Brun was described as "an excellent tracker, putting in countless hours in the field each month," in the book "Ambushed on the Jaguar Trail," an account written by Jack Childs and his wife, Anna. He is co-founder and project coordinator for the Borderlands Jaguar Detection Project. He and Anna, also a co-founder of the group, have been photographing jaguars in Southern Arizona since first catching Macho B on camera in 1996.
Jack Childs, of Amado, said he knew nothing of Brun's allegations until being told of them by a reporter. He declined to comment on them.
In their book, the Childs also thanked biologist McCain, and said, "His bulldog tenacity, tracking ability and vast knowledge of the wild critters of the region elevate the status of the project far beyond our expectations."
Brun was also described as "reliable, totally honest and very trustworthy" by a federal biologist for whom she had worked as an unpaid intern at Buenos Aires National Wildlife Refuge in 2001. Brun spent a year working for the refuge, surveying, releasing and tracking endangered masked bobwhite birds — "she was my right-hand person," recalled Mary Hunnicutt, a U.S. Fish and Wildlife Service biologist.
For years, many jaguar researchers and other wildlife biologists had wanted to capture a jaguar to learn more about its movements and other behavior, particularly because of concerns that a planned fence along the U.S.-Mexican border would disrupt its movements.
McCain was among the leading advocates of capture. Some environmental groups such as the Sky Island Alliance and Center for Biological Diversity have questioned or opposed capture on the grounds that its risks to the rare animal outweighed the benefits.
But from the moment that Game and Fish officials announced the Macho B capture, they have stuck to their account that the capture was accidental.
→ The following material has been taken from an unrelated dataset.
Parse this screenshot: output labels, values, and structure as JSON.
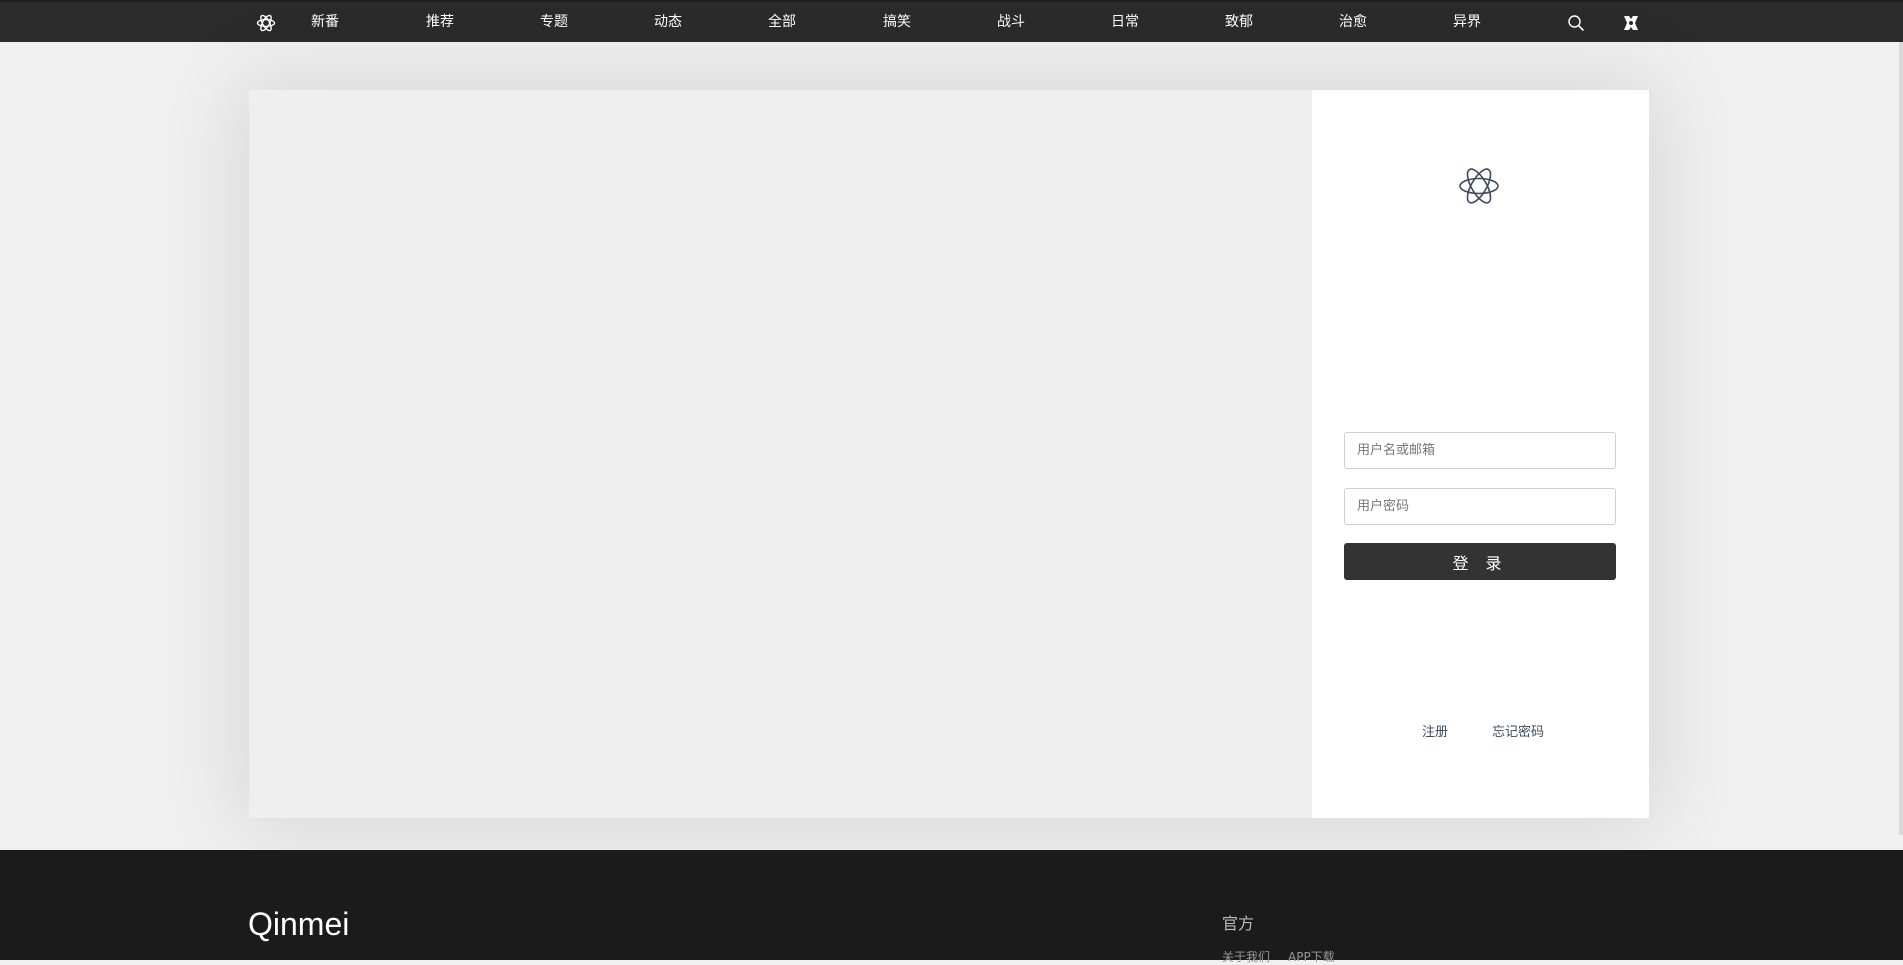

They have said repeatedly that that trap and others in the area were set to trap black bears and mountain lions to study their movement patterns and migration corridors.
"While we didn't set out to collar a jaguar as part of the mountain lion and bear research project, we took advantage of an important opportunity," said Terry Johnson, endangered species coordinator for the Arizona Game and Fish Department on Feb. 19, the day the state announced the capture.
The research project began using female jaguar scat obtained from the Reid Park Zoo in 2004, said two former volunteers for the group, Shiloh Walkosak and Sergio Avila.
Arizona is at the northern edge of the range of jaguars. In a paper published in the Journal of Mammalogy last year, Childs and McCain said the project "provides valuable new information" on the distribution, travel patterns, longevity and activity of jaguars in the borderlands.
Walkosak, a former Reid Park zookeeper and volunteer with the jaguar project, said she supplied McCain and the project with female jaguar scat that she collected when the zoo's jaguars were in their fertile periods.
"Using the scat was an ongoing part of the project up till when I left the zoo" in late 2006, she said. "We would give him (McCain) maybe the equivalent of one bowel movement for a large cat. He would use that for a very long period of time. He was literally putting a small smear on a rock in front of the camera."
Walkosak and Avila, who now researches jaguars for the Sky Island Alliance, said the project got more photos of jaguars when they began using female jaguar scat.
He and other project workers "used jaguar scat in 2004," Avila said. "That same year, as a result of this, we obtained four photographs of jaguars."
Said Walkosak: "Afterwards we consistently got photographs whenever that (scat) scent was used."
Reid Park Zoo administrator Susan Basford confirmed Walkosak's account, and Phoenix Zoo president Bert Castro acknowledged the zoo provided scat for photo sites last year.
Earlier this year, the zoo agreed to resume supplying jaguar scat to McCain and the project for use in attracting jaguars to the cameras, Basford said. McCain requested the scat to place at camera sites, not snares, she said.